● Given records:

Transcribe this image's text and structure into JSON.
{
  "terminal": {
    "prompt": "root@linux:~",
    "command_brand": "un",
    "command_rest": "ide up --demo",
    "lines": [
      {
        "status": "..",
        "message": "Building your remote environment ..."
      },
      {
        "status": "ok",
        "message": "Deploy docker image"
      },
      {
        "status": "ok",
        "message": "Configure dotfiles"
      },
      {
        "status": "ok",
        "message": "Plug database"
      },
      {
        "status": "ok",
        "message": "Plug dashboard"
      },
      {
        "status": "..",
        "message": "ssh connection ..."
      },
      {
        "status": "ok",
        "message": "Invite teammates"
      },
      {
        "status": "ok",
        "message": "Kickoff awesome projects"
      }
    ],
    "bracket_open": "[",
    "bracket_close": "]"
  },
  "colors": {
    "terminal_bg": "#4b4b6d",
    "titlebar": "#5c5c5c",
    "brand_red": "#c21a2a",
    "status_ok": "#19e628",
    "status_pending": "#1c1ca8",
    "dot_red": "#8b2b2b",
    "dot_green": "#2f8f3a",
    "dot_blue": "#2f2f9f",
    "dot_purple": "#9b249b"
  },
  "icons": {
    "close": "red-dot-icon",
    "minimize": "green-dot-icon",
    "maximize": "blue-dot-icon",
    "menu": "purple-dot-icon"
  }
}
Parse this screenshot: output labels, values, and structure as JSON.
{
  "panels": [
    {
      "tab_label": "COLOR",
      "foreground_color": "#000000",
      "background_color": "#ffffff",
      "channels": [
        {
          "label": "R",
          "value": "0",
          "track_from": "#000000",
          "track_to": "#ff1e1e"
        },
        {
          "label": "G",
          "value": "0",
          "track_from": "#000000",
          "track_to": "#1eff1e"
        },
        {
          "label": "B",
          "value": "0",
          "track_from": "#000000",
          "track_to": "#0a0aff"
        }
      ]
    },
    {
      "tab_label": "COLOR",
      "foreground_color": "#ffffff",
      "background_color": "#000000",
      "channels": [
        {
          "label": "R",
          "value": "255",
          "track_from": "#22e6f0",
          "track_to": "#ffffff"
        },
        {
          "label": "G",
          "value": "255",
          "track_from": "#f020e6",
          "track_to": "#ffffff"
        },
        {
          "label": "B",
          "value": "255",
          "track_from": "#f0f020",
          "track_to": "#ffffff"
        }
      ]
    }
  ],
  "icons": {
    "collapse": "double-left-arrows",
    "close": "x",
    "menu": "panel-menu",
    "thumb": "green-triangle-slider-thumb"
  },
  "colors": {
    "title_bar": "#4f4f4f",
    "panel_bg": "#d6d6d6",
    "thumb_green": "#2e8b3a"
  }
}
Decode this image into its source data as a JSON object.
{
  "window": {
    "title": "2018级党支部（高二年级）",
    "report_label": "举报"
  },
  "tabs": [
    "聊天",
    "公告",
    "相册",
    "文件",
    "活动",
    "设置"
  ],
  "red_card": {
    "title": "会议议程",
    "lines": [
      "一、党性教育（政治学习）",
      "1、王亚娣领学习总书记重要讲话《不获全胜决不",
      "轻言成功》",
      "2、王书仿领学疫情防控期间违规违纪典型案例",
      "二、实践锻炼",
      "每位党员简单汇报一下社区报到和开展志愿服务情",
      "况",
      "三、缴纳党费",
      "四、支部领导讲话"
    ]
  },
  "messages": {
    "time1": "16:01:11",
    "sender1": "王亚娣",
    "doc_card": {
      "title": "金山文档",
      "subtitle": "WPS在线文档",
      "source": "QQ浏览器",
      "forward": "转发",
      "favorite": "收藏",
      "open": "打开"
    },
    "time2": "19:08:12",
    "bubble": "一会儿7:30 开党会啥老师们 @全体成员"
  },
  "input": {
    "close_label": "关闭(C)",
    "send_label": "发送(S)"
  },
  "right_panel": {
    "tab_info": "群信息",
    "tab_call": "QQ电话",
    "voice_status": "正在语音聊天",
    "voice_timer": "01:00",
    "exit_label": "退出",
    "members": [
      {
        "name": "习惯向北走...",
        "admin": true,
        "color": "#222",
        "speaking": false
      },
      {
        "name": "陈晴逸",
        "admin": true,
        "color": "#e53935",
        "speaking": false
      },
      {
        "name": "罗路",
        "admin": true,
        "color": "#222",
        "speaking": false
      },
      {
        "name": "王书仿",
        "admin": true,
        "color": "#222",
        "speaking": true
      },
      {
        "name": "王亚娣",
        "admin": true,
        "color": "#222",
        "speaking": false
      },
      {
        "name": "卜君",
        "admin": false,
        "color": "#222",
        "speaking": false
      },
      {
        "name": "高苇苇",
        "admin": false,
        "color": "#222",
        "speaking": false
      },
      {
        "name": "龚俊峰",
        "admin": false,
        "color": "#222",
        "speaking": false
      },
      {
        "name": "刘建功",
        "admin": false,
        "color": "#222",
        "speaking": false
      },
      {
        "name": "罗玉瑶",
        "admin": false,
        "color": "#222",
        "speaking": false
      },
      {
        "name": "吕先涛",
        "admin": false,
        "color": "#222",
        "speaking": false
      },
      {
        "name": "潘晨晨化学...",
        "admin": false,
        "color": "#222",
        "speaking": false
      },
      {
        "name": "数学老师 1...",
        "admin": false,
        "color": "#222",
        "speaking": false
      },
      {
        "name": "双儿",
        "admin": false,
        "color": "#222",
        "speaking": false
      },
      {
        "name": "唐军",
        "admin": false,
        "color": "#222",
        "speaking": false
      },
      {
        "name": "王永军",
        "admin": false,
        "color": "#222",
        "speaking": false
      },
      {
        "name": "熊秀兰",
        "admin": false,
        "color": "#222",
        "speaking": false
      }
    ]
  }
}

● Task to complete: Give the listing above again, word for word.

● The answer:
Transcribe this image's text and structure into JSON.
{
  "terminal": {
    "prompt": "root@linux:~",
    "command_brand": "un",
    "command_rest": "ide up --demo",
    "lines": [
      {
        "status": "..",
        "message": "Building your remote environment ..."
      },
      {
        "status": "ok",
        "message": "Deploy docker image"
      },
      {
        "status": "ok",
        "message": "Configure dotfiles"
      },
      {
        "status": "ok",
        "message": "Plug database"
      },
      {
        "status": "ok",
        "message": "Plug dashboard"
      },
      {
        "status": "..",
        "message": "ssh connection ..."
      },
      {
        "status": "ok",
        "message": "Invite teammates"
      },
      {
        "status": "ok",
        "message": "Kickoff awesome projects"
      }
    ],
    "bracket_open": "[",
    "bracket_close": "]"
  },
  "colors": {
    "terminal_bg": "#4b4b6d",
    "titlebar": "#5c5c5c",
    "brand_red": "#c21a2a",
    "status_ok": "#19e628",
    "status_pending": "#1c1ca8",
    "dot_red": "#8b2b2b",
    "dot_green": "#2f8f3a",
    "dot_blue": "#2f2f9f",
    "dot_purple": "#9b249b"
  },
  "icons": {
    "close": "red-dot-icon",
    "minimize": "green-dot-icon",
    "maximize": "blue-dot-icon",
    "menu": "purple-dot-icon"
  }
}
Parse this screenshot: output labels, values, and structure as JSON.
{
  "panels": [
    {
      "tab_label": "COLOR",
      "foreground_color": "#000000",
      "background_color": "#ffffff",
      "channels": [
        {
          "label": "R",
          "value": "0",
          "track_from": "#000000",
          "track_to": "#ff1e1e"
        },
        {
          "label": "G",
          "value": "0",
          "track_from": "#000000",
          "track_to": "#1eff1e"
        },
        {
          "label": "B",
          "value": "0",
          "track_from": "#000000",
          "track_to": "#0a0aff"
        }
      ]
    },
    {
      "tab_label": "COLOR",
      "foreground_color": "#ffffff",
      "background_color": "#000000",
      "channels": [
        {
          "label": "R",
          "value": "255",
          "track_from": "#22e6f0",
          "track_to": "#ffffff"
        },
        {
          "label": "G",
          "value": "255",
          "track_from": "#f020e6",
          "track_to": "#ffffff"
        },
        {
          "label": "B",
          "value": "255",
          "track_from": "#f0f020",
          "track_to": "#ffffff"
        }
      ]
    }
  ],
  "icons": {
    "collapse": "double-left-arrows",
    "close": "x",
    "menu": "panel-menu",
    "thumb": "green-triangle-slider-thumb"
  },
  "colors": {
    "title_bar": "#4f4f4f",
    "panel_bg": "#d6d6d6",
    "thumb_green": "#2e8b3a"
  }
}
Decode this image into its source data as a JSON object.
{
  "window": {
    "title": "2018级党支部（高二年级）",
    "report_label": "举报"
  },
  "tabs": [
    "聊天",
    "公告",
    "相册",
    "文件",
    "活动",
    "设置"
  ],
  "red_card": {
    "title": "会议议程",
    "lines": [
      "一、党性教育（政治学习）",
      "1、王亚娣领学习总书记重要讲话《不获全胜决不",
      "轻言成功》",
      "2、王书仿领学疫情防控期间违规违纪典型案例",
      "二、实践锻炼",
      "每位党员简单汇报一下社区报到和开展志愿服务情",
      "况",
      "三、缴纳党费",
      "四、支部领导讲话"
    ]
  },
  "messages": {
    "time1": "16:01:11",
    "sender1": "王亚娣",
    "doc_card": {
      "title": "金山文档",
      "subtitle": "WPS在线文档",
      "source": "QQ浏览器",
      "forward": "转发",
      "favorite": "收藏",
      "open": "打开"
    },
    "time2": "19:08:12",
    "bubble": "一会儿7:30 开党会啥老师们 @全体成员"
  },
  "input": {
    "close_label": "关闭(C)",
    "send_label": "发送(S)"
  },
  "right_panel": {
    "tab_info": "群信息",
    "tab_call": "QQ电话",
    "voice_status": "正在语音聊天",
    "voice_timer": "01:00",
    "exit_label": "退出",
    "members": [
      {
        "name": "习惯向北走...",
        "admin": true,
        "color": "#222",
        "speaking": false
      },
      {
        "name": "陈晴逸",
        "admin": true,
        "color": "#e53935",
        "speaking": false
      },
      {
        "name": "罗路",
        "admin": true,
        "color": "#222",
        "speaking": false
      },
      {
        "name": "王书仿",
        "admin": true,
        "color": "#222",
        "speaking": true
      },
      {
        "name": "王亚娣",
        "admin": true,
        "color": "#222",
        "speaking": false
      },
      {
        "name": "卜君",
        "admin": false,
        "color": "#222",
        "speaking": false
      },
      {
        "name": "高苇苇",
        "admin": false,
        "color": "#222",
        "speaking": false
      },
      {
        "name": "龚俊峰",
        "admin": false,
        "color": "#222",
        "speaking": false
      },
      {
        "name": "刘建功",
        "admin": false,
        "color": "#222",
        "speaking": false
      },
      {
        "name": "罗玉瑶",
        "admin": false,
        "color": "#222",
        "speaking": false
      },
      {
        "name": "吕先涛",
        "admin": false,
        "color": "#222",
        "speaking": false
      },
      {
        "name": "潘晨晨化学...",
        "admin": false,
        "color": "#222",
        "speaking": false
      },
      {
        "name": "数学老师 1...",
        "admin": false,
        "color": "#222",
        "speaking": false
      },
      {
        "name": "双儿",
        "admin": false,
        "color": "#222",
        "speaking": false
      },
      {
        "name": "唐军",
        "admin": false,
        "color": "#222",
        "speaking": false
      },
      {
        "name": "王永军",
        "admin": false,
        "color": "#222",
        "speaking": false
      },
      {
        "name": "熊秀兰",
        "admin": false,
        "color": "#222",
        "speaking": false
      }
    ]
  }
}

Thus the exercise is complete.